We can use the electric current to stimulate the muscles, strengthen them and make them work. This is particularly useful for cases of muscular atrophy and especially in cases where the dog cannot do active work.  If the dog can do active work then electrotherapy will be an aid to and never the main source of the work being done.

We will use the Rectangular, symmetrical biphasic pulse shape as indicated by leading authors: Thepaut Mathieu 1992, Kramer 1984, Bircan 2002.

Human electrostimulation devices can be adapted for electrostimulating dogs without much trouble, however we should check that we can vary the frequencies as well as the amplitudes of the electrical impulses in particular, in order to adapt them properly to the dog’s own characteristics.

There are no good studies about Chronaxie in dogs, the approximate human values are 0.3 humans, 0.2 horses and with less in depth studies of dogs, similar values have been intuited;
Sawaya - Meallier 2006, Brodart 1998, Coarasa 1999 

According to Hultaman 1983 and Ogino 2002, the intensity should be high with visible contractions, not reaching the pain threshold but having it be bothersome to the dog. The dog must be able to withstand the session comfortably, however the muscles must work intensively.

We will set the frequency according to our objective, several authors validate this option: Pougheon 1992, Busko 1989, Vanderthommen 2002.



Treatment time

Rest time





Warm up:





10 to 20 Hz




33 Hz




50-100 Hz



Explosive strength:

100-200 Hz

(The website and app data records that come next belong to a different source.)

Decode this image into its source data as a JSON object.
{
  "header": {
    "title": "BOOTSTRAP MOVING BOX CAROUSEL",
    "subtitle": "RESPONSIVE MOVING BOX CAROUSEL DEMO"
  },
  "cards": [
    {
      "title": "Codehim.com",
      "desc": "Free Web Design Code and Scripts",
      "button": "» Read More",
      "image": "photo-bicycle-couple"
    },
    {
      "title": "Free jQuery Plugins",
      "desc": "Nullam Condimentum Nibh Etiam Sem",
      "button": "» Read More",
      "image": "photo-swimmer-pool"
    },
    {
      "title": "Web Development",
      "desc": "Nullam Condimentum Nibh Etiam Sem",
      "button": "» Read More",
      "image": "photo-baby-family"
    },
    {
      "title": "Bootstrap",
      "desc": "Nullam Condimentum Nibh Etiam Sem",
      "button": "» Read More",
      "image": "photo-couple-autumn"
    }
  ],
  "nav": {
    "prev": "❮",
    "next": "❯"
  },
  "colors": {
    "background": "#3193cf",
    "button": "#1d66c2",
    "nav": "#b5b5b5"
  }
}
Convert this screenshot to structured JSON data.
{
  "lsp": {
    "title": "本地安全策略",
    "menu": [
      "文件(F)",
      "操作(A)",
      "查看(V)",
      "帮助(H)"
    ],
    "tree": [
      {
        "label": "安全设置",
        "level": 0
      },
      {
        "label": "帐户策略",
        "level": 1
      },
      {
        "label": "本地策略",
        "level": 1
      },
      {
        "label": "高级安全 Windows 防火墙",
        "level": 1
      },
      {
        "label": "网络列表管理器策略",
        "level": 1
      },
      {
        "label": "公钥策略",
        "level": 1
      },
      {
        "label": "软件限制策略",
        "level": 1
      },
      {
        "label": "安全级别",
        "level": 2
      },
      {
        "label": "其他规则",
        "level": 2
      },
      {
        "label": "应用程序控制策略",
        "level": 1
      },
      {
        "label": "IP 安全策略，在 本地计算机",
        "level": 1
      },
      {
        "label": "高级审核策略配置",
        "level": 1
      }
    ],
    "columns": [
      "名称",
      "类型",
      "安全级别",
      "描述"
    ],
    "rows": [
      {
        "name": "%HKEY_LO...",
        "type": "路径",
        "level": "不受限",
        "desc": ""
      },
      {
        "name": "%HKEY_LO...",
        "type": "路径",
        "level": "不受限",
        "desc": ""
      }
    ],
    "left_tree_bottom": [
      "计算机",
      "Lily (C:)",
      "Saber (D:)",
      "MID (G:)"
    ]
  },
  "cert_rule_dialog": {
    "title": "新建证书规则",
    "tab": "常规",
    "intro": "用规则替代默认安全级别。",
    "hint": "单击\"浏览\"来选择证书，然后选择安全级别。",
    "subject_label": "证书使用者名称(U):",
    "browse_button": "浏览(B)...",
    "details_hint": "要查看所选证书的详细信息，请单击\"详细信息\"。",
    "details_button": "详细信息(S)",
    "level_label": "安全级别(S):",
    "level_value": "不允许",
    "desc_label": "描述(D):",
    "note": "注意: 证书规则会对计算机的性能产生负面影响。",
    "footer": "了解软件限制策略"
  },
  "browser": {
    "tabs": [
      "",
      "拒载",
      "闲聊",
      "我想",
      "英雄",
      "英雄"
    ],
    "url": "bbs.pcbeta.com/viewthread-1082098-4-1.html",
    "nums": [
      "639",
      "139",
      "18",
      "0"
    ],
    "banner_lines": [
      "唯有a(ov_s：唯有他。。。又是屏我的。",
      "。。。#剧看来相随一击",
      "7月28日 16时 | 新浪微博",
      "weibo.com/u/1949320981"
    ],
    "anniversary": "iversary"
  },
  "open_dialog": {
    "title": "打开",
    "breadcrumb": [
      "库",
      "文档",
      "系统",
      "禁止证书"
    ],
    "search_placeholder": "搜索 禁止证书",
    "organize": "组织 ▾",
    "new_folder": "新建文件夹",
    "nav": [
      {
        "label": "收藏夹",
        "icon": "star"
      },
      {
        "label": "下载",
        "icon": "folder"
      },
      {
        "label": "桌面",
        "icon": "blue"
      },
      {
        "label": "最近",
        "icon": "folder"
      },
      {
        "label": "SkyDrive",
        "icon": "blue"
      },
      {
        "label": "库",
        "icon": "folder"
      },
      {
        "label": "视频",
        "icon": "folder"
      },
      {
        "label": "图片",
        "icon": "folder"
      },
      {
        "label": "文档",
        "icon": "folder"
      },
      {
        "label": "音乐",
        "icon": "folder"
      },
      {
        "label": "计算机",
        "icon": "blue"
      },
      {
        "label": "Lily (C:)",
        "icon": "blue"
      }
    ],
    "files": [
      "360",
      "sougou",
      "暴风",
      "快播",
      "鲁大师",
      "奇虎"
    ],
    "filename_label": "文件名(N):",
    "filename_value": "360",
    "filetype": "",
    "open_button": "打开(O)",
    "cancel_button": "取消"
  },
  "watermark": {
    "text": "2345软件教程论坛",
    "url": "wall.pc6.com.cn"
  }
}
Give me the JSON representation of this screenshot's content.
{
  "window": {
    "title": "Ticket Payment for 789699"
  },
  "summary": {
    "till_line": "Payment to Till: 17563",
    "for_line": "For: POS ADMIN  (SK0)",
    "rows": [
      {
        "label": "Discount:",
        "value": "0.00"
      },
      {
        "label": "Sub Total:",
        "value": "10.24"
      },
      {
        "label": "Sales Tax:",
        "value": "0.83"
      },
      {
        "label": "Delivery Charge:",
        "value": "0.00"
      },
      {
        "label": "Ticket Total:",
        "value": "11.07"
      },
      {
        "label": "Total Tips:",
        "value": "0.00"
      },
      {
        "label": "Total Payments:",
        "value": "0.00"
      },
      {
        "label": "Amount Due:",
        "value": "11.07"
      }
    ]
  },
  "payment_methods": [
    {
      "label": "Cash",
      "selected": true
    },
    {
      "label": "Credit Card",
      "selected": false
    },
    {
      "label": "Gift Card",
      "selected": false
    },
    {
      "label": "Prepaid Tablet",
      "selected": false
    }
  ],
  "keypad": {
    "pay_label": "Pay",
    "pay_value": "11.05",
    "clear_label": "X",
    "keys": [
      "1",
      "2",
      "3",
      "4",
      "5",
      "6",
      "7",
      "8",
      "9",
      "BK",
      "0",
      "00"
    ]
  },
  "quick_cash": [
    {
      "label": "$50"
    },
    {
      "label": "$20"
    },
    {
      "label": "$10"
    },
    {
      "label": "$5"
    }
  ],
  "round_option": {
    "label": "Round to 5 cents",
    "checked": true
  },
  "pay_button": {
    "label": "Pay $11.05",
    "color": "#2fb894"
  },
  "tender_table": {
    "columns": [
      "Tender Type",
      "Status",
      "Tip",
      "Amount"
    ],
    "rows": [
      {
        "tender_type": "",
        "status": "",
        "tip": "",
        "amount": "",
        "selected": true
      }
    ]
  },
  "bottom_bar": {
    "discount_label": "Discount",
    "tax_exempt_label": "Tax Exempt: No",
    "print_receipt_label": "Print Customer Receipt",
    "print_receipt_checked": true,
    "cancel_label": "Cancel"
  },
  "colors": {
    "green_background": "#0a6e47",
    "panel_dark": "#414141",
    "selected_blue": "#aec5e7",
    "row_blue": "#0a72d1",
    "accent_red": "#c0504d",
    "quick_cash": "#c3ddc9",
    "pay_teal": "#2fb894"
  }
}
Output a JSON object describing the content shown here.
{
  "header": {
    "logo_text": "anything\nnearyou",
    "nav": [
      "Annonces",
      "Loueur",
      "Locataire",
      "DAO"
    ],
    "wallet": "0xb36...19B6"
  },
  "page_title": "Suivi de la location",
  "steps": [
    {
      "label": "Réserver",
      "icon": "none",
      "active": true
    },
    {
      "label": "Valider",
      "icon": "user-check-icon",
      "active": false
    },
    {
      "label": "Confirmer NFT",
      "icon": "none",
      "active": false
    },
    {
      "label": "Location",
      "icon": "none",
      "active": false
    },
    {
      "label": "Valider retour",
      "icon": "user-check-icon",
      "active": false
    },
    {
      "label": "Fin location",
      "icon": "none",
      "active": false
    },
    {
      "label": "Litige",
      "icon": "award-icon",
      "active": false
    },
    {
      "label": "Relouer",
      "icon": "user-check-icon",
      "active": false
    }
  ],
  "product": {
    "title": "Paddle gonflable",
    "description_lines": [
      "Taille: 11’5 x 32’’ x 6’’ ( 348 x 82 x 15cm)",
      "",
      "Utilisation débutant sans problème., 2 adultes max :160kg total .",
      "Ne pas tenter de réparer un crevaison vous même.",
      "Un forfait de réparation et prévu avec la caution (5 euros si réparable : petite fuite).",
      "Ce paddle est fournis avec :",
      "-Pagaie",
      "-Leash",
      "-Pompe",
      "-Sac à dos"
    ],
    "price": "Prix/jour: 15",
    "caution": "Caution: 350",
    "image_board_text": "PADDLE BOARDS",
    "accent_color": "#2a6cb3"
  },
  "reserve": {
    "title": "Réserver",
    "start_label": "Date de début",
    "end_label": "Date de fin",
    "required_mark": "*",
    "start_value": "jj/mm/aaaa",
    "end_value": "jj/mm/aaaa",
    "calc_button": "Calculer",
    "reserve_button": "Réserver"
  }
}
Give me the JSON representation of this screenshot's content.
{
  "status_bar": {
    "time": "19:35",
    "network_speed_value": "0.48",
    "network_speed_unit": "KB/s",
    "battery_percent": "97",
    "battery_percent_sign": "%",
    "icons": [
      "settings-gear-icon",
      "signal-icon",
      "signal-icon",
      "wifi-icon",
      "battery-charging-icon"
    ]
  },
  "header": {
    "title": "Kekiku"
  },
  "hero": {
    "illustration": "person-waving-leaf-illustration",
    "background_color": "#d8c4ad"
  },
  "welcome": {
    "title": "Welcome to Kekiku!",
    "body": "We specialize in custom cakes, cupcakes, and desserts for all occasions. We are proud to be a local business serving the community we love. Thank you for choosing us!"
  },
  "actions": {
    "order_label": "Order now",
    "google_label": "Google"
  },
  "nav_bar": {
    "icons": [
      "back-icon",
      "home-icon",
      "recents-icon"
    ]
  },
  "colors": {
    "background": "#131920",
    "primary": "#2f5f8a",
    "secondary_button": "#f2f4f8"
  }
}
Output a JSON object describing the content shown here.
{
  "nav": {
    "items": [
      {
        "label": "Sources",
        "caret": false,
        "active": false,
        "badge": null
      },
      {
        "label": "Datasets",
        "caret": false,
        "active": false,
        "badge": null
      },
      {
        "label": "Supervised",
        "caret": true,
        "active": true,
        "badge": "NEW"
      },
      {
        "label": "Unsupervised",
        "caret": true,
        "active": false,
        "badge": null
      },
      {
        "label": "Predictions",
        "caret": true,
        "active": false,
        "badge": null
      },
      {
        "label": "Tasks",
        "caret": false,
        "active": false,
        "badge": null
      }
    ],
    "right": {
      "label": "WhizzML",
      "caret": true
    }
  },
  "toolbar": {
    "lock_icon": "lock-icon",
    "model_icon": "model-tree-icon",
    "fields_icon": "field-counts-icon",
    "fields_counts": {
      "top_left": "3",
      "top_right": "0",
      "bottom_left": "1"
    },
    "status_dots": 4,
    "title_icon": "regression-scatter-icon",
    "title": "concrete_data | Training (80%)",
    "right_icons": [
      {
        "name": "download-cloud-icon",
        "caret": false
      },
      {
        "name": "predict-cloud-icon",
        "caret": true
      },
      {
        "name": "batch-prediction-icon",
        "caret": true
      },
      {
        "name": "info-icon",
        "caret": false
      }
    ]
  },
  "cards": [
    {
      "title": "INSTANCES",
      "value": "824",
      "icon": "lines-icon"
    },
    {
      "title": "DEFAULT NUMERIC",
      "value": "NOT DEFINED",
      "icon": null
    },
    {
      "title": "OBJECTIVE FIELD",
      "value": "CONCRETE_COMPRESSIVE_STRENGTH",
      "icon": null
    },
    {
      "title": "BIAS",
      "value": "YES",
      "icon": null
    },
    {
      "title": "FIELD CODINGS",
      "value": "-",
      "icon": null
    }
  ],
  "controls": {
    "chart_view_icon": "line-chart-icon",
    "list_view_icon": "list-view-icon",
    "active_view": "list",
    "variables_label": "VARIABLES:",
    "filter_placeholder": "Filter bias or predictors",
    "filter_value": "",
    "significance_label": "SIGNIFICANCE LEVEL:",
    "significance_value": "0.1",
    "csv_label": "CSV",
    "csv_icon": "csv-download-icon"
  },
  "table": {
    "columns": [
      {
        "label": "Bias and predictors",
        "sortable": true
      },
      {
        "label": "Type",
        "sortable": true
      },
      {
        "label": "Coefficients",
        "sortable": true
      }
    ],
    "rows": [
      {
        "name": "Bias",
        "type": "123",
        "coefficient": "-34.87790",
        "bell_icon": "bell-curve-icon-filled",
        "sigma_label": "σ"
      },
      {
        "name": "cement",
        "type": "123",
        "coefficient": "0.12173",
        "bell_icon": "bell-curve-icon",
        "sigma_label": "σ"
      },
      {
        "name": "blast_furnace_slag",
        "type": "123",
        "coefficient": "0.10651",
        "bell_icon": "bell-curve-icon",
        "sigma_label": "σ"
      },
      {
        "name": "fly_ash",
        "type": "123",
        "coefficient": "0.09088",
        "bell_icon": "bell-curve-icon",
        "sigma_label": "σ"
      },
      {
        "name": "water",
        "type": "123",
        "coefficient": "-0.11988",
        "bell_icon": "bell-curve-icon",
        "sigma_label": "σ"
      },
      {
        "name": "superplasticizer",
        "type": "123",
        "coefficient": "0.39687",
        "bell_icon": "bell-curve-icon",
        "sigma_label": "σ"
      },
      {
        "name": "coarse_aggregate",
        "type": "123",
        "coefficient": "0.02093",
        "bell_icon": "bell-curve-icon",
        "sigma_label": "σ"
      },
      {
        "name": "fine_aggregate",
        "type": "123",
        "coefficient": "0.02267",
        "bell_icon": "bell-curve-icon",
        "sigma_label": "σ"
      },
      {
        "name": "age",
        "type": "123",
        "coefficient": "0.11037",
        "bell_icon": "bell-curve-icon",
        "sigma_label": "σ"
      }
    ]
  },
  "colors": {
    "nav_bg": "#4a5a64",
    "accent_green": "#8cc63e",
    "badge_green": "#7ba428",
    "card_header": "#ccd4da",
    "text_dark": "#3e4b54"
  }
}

The parameters can vary slightly according to the individual requirements of each case.
Resting can be adjusted if it is active. The use of ramps is advised before strong muscular contraction. The intensity must always be at the maximum while maintaining relative comfort. Total time is between 10 and 30 minutes depending on the stage of the injury. Exhausting the muscles excessively does not help to strengthen the muscles correctly.

It is important to have a device that meets all of the requirements, if it is going to be used by a canine rehabilitation center or veterinary hospital, then a more professional tabletop device is recommended with which we can use specific programs for each of our patients.

The use of rubber electrodes and contact gel is also recommended for animals with fur.

Ortocanis Technical Team